##### RECORDS SUPPLIED #####
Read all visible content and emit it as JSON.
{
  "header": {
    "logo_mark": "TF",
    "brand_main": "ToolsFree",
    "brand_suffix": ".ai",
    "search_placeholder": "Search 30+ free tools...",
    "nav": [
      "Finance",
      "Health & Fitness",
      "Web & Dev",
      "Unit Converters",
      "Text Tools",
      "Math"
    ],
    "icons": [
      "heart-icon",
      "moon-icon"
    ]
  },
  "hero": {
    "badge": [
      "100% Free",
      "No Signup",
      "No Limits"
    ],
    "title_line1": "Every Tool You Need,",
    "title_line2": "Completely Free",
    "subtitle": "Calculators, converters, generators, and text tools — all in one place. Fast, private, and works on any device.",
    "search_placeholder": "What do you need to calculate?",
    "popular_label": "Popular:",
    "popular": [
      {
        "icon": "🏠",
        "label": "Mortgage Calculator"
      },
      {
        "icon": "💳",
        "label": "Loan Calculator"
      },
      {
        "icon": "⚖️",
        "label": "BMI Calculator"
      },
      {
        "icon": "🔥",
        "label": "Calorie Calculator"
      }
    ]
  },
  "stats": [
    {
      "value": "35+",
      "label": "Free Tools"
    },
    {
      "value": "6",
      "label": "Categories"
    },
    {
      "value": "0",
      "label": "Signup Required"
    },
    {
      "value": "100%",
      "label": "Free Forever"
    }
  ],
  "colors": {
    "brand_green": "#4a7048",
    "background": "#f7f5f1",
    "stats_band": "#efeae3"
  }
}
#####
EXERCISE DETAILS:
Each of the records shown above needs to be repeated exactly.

WRITTEN SOLUTION:
Read all visible content and emit it as JSON.
{
  "header": {
    "logo_mark": "TF",
    "brand_main": "ToolsFree",
    "brand_suffix": ".ai",
    "search_placeholder": "Search 30+ free tools...",
    "nav": [
      "Finance",
      "Health & Fitness",
      "Web & Dev",
      "Unit Converters",
      "Text Tools",
      "Math"
    ],
    "icons": [
      "heart-icon",
      "moon-icon"
    ]
  },
  "hero": {
    "badge": [
      "100% Free",
      "No Signup",
      "No Limits"
    ],
    "title_line1": "Every Tool You Need,",
    "title_line2": "Completely Free",
    "subtitle": "Calculators, converters, generators, and text tools — all in one place. Fast, private, and works on any device.",
    "search_placeholder": "What do you need to calculate?",
    "popular_label": "Popular:",
    "popular": [
      {
        "icon": "🏠",
        "label": "Mortgage Calculator"
      },
      {
        "icon": "💳",
        "label": "Loan Calculator"
      },
      {
        "icon": "⚖️",
        "label": "BMI Calculator"
      },
      {
        "icon": "🔥",
        "label": "Calorie Calculator"
      }
    ]
  },
  "stats": [
    {
      "value": "35+",
      "label": "Free Tools"
    },
    {
      "value": "6",
      "label": "Categories"
    },
    {
      "value": "0",
      "label": "Signup Required"
    },
    {
      "value": "100%",
      "label": "Free Forever"
    }
  ],
  "colors": {
    "brand_green": "#4a7048",
    "background": "#f7f5f1",
    "stats_band": "#efeae3"
  }
}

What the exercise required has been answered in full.